A rough inventory of July’s contribution to the global collapse of democracy would include Turkey’s show trial of leading journalists from Cumhuriyet, a major newspaper; Vladimir Putin’s ban on the virtual private networks used by democracy activists to evade censorship; Apple’s decision to pull the selfsame technology from its Chinese app store.
Then there is Hungary’s government-funded poster campaign depicting opposition parties and NGOs as puppets of Jewish billionaire George Soros; Poland’s evisceration of judicial independence and the presidential veto that stopped it. Plus Venezuela’s constituent assembly poll, boycotted by more than half the population amid incipient civil war.
Overshadowing all this is a three-cornered US constitutional face-off between Trump (accused of links with Russia), his attorney general (who barred himself from investigating the Russian links) and the special prosecutor who is investigating Trump, whom Trump is trying to sack.
Let’s be brutal: democracy is dying.

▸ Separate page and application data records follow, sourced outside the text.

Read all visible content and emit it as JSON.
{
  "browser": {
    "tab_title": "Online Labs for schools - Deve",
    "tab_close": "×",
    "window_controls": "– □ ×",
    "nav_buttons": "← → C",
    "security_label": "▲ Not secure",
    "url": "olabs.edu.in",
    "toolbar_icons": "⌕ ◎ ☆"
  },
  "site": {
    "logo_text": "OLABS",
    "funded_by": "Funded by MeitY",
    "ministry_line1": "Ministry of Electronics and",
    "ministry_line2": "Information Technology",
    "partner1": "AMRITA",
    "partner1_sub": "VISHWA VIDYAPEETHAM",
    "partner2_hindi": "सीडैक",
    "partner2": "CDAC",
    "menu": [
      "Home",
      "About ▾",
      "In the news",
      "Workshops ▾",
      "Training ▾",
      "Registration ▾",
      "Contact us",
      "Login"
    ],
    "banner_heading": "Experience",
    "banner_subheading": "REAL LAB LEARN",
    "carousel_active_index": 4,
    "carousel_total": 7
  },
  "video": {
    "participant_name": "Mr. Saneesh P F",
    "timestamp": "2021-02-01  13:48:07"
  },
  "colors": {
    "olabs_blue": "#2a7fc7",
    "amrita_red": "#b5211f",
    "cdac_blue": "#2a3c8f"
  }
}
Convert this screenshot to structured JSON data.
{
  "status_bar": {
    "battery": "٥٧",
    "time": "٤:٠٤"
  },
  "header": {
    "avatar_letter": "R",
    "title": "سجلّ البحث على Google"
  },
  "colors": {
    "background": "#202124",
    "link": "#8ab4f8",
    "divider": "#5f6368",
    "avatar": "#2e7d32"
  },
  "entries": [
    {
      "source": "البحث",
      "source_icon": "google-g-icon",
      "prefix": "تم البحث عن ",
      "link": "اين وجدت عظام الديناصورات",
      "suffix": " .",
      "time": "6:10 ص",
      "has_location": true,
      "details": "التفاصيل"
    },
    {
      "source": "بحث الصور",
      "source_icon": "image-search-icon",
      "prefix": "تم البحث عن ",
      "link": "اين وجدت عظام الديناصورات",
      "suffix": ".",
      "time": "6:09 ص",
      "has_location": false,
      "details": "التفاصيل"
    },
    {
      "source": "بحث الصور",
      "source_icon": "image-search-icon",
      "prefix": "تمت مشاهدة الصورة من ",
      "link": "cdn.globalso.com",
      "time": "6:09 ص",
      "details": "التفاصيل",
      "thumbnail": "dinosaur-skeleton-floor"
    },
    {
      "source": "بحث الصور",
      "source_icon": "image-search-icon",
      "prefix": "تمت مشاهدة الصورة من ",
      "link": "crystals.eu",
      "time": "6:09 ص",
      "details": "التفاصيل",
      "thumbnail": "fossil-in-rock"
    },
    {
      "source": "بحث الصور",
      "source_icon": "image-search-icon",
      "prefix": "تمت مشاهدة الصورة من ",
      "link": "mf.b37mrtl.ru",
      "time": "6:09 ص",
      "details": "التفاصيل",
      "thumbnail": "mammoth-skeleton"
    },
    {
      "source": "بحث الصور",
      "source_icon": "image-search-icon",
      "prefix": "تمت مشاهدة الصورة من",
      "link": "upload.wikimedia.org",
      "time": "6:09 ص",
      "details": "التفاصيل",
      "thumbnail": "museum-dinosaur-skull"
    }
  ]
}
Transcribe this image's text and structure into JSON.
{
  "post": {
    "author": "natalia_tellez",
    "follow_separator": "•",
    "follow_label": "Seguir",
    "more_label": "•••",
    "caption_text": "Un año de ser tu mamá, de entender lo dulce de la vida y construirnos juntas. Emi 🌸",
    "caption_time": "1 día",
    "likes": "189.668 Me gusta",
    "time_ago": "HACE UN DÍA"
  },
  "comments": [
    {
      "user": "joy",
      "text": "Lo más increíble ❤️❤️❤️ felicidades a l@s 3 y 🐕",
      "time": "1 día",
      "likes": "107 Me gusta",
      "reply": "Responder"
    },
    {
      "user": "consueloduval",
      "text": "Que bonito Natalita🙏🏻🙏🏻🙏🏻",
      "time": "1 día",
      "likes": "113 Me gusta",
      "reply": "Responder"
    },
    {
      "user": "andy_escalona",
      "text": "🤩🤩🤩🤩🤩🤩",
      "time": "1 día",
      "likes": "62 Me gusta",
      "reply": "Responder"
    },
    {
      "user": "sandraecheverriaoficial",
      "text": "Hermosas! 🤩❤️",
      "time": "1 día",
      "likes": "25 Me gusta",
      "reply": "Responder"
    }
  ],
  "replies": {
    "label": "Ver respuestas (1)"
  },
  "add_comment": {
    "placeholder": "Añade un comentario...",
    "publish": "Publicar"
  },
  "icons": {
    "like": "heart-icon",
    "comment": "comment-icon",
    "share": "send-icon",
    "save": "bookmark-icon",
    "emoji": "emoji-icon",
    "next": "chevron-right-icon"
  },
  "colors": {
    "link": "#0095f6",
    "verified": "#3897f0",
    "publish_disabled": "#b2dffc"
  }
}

One of those is really quite different – and yes, it’s the one about Trump. He may be many of the things that people accuse him of. But he’s not in fact anti-democratic.